If you have a hard time with this, don’t worry, even professional koi breeders sometimes find it difficult to sex koi.  Most often on smaller fish.  

You can also watch their behavior. When they’re not mating, they behave similarly. However, the female will begin nosing around looking for possible egg-deposition sites during mating season. While the male will pursue the female, urging her (sometimes with enthusiasm) to let her eggs go to fertilize them.

Here is a video showing some typical behavior:

 

If you want to prevent your koi from getting pregnant/spawning, you will want to separate the males and females in the early spring, ahead of the spawning season.

The Time of Year Koi Lay Eggs

If the conditions are right (water temperatures need to be above 62F), koi will naturally spawn in late spring or early summer.  However, some specialty breeders in Japan will breed nishikigoi more often and with more consistent results. 

Spawning

The mating ritual is called the “spawning dance.” It usually occurs in the early morning hours after a warm night. The sound could break a quiet morning of thrashing at the water surface.  This means the dance has begun and can last up to four hours.  Here are the steps of the dance:

  1. Female prepares to release eggs with a signal pheromone, which excites the male.
  2. Male wrestles with the female, nipping, head butting, and pushing her.
  3. The Female spews eggs from her vent.
  4. Eggs are coated with the sticky layer, so they stick to plants.
  5. The male will also release his sperm (milt). 
  6. The milt gets into the egg through a tiny pore called a micropyle.  
  7. Fertilization is complete, and the micropyle closes. 
  8. The dance is paused, and both parents will eat some of the eggs.
  9. This cycle repeats until the female releases all the eggs.
  10. The female will be exhausted, and the male sometimes turns from pushing the female to eating more eggs.

When finished, the pond will become almost motionless.  

You can save some of the eggs at this stage by removing the fish or eggs from another area.

Koi Babies (Fry)

The eggs will hatch in about a week if you have a successful koi pregnancy/spawning. 

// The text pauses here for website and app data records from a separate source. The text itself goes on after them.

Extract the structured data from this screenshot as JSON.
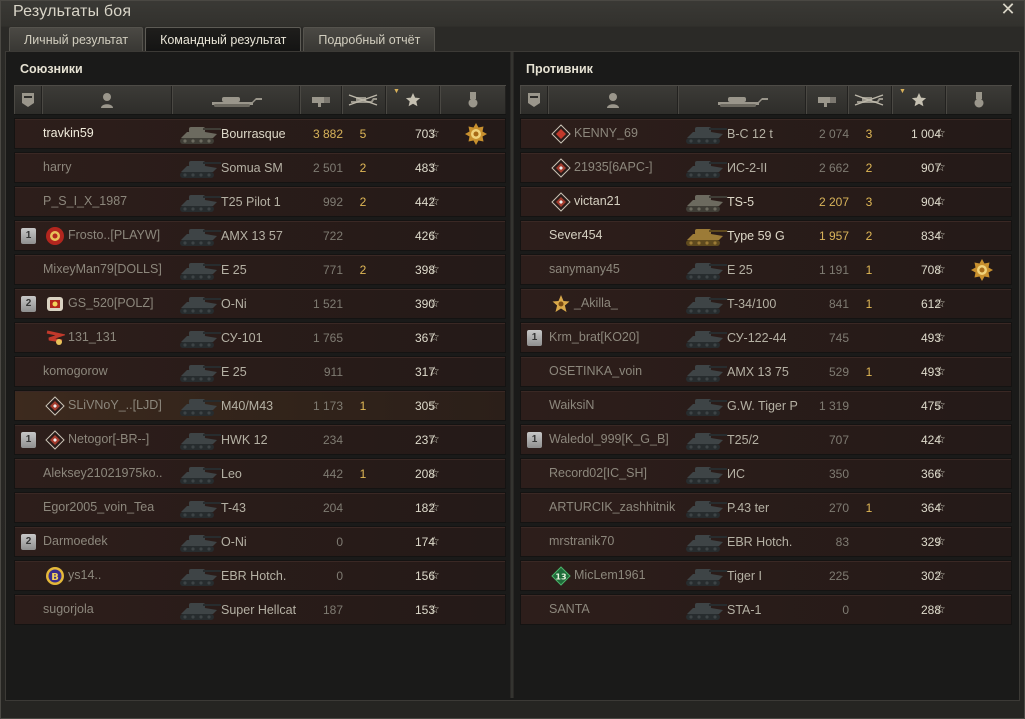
{
  "window": {
    "title": "Результаты боя",
    "close": "✕"
  },
  "tabs": [
    {
      "label": "Личный результат",
      "active": false
    },
    {
      "label": "Командный результат",
      "active": true
    },
    {
      "label": "Подробный отчёт",
      "active": false
    }
  ],
  "allies": {
    "title": "Союзники",
    "players": [
      {
        "name": "travkin59",
        "vehicle": "Bourrasque",
        "damage": "3 882",
        "frags": "5",
        "xp": "703",
        "self": true,
        "alive": true,
        "medal": "gold-medal-icon"
      },
      {
        "name": "harry",
        "vehicle": "Somua SM",
        "damage": "2 501",
        "frags": "2",
        "xp": "483"
      },
      {
        "name": "P_S_I_X_1987",
        "vehicle": "T25 Pilot 1",
        "damage": "992",
        "frags": "2",
        "xp": "442"
      },
      {
        "name": "Frosto..[PLAYW]",
        "vehicle": "AMX 13 57",
        "damage": "722",
        "frags": "",
        "xp": "426",
        "squad": "1",
        "badge": "red-clan-icon"
      },
      {
        "name": "MixeyMan79[DOLLS]",
        "vehicle": "E 25",
        "damage": "771",
        "frags": "2",
        "xp": "398"
      },
      {
        "name": "GS_520[POLZ]",
        "vehicle": "O-Ni",
        "damage": "1 521",
        "frags": "",
        "xp": "390",
        "squad": "2",
        "badge": "clan-emblem-icon"
      },
      {
        "name": "131_131",
        "vehicle": "СУ-101",
        "damage": "1 765",
        "frags": "",
        "xp": "367",
        "badge": "flag-emblem-icon"
      },
      {
        "name": "komogorow",
        "vehicle": "E 25",
        "damage": "911",
        "frags": "",
        "xp": "317"
      },
      {
        "name": "SLiVNoY_..[LJD]",
        "vehicle": "M40/M43",
        "damage": "1 173",
        "frags": "1",
        "xp": "305",
        "badge": "diamond-clan-icon",
        "highlight": true
      },
      {
        "name": "Netogor[-BR--]",
        "vehicle": "HWK 12",
        "damage": "234",
        "frags": "",
        "xp": "237",
        "squad": "1",
        "badge": "diamond-clan-icon"
      },
      {
        "name": "Aleksey21021975ko..",
        "vehicle": "Leo",
        "damage": "442",
        "frags": "1",
        "xp": "208"
      },
      {
        "name": "Egor2005_voin_Tea",
        "vehicle": "T-43",
        "damage": "204",
        "frags": "",
        "xp": "182"
      },
      {
        "name": "Darmoedek",
        "vehicle": "O-Ni",
        "damage": "0",
        "frags": "",
        "xp": "174",
        "squad": "2"
      },
      {
        "name": "ys14..",
        "vehicle": "EBR Hotch.",
        "damage": "0",
        "frags": "",
        "xp": "156",
        "badge": "b-clan-icon"
      },
      {
        "name": "sugorjola",
        "vehicle": "Super Hellcat",
        "damage": "187",
        "frags": "",
        "xp": "153"
      }
    ]
  },
  "enemies": {
    "title": "Противник",
    "players": [
      {
        "name": "KENNY_69",
        "vehicle": "B-C 12 t",
        "damage": "2 074",
        "frags": "3",
        "xp": "1 004",
        "badge": "red-diamond-icon"
      },
      {
        "name": "21935[6APC-]",
        "vehicle": "ИС-2-II",
        "damage": "2 662",
        "frags": "2",
        "xp": "907",
        "badge": "diamond-clan-icon"
      },
      {
        "name": "victan21",
        "vehicle": "TS-5",
        "damage": "2 207",
        "frags": "3",
        "xp": "904",
        "alive": true,
        "badge": "diamond-clan-icon"
      },
      {
        "name": "Sever454",
        "vehicle": "Type 59 G",
        "damage": "1 957",
        "frags": "2",
        "xp": "834",
        "alive": true
      },
      {
        "name": "sanymany45",
        "vehicle": "E 25",
        "damage": "1 191",
        "frags": "1",
        "xp": "708",
        "medal": "gold-medal-icon"
      },
      {
        "name": "_Akilla_",
        "vehicle": "T-34/100",
        "damage": "841",
        "frags": "1",
        "xp": "612",
        "badge": "gold-emblem-icon"
      },
      {
        "name": "Krm_brat[KO20]",
        "vehicle": "СУ-122-44",
        "damage": "745",
        "frags": "",
        "xp": "493",
        "squad": "1"
      },
      {
        "name": "OSETINKA_voin",
        "vehicle": "AMX 13 75",
        "damage": "529",
        "frags": "1",
        "xp": "493"
      },
      {
        "name": "WaiksiN",
        "vehicle": "G.W. Tiger P",
        "damage": "1 319",
        "frags": "",
        "xp": "475"
      },
      {
        "name": "Waledol_999[K_G_B]",
        "vehicle": "T25/2",
        "damage": "707",
        "frags": "",
        "xp": "424",
        "squad": "1"
      },
      {
        "name": "Record02[IC_SH]",
        "vehicle": "ИС",
        "damage": "350",
        "frags": "",
        "xp": "366"
      },
      {
        "name": "ARTURCIK_zashhitnik",
        "vehicle": "P.43 ter",
        "damage": "270",
        "frags": "1",
        "xp": "364"
      },
      {
        "name": "mrstranik70",
        "vehicle": "EBR Hotch.",
        "damage": "83",
        "frags": "",
        "xp": "329"
      },
      {
        "name": "MicLem1961",
        "vehicle": "Tiger I",
        "damage": "225",
        "frags": "",
        "xp": "302",
        "badge": "green-13-icon"
      },
      {
        "name": "SANTA",
        "vehicle": "STA-1",
        "damage": "0",
        "frags": "",
        "xp": "288"
      }
    ]
  },
  "columns": {
    "squad": "squad-icon",
    "player": "player-icon",
    "vehicle": "tank-icon",
    "damage": "damage-icon",
    "frags": "frags-icon",
    "xp": "experience-star-icon",
    "medal": "medal-icon"
  },
  "colors": {
    "damage_hi": "#d8b35a",
    "frags": "#e0b856",
    "row_bg": "#2a1c19"
  }
}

Fry usually spend their first couple of days clinging to the pond or plants’ sides and absorbing their egg sacs for nutrients.  Then the fry will need a high protein diet of brine shrimp, flakes, or daphnia.

With the cost of koi fish nowadays, this could be an excellent way to let nature give you free koi. But, be careful.  Fry are vulnerable to other fish, insects, or even being eaten by their parents.

Conclusion

So there you have it.  Now you know the answer when someone asks if koi get pregnant, what to look for during spawning, and how to save eggs if you choose to.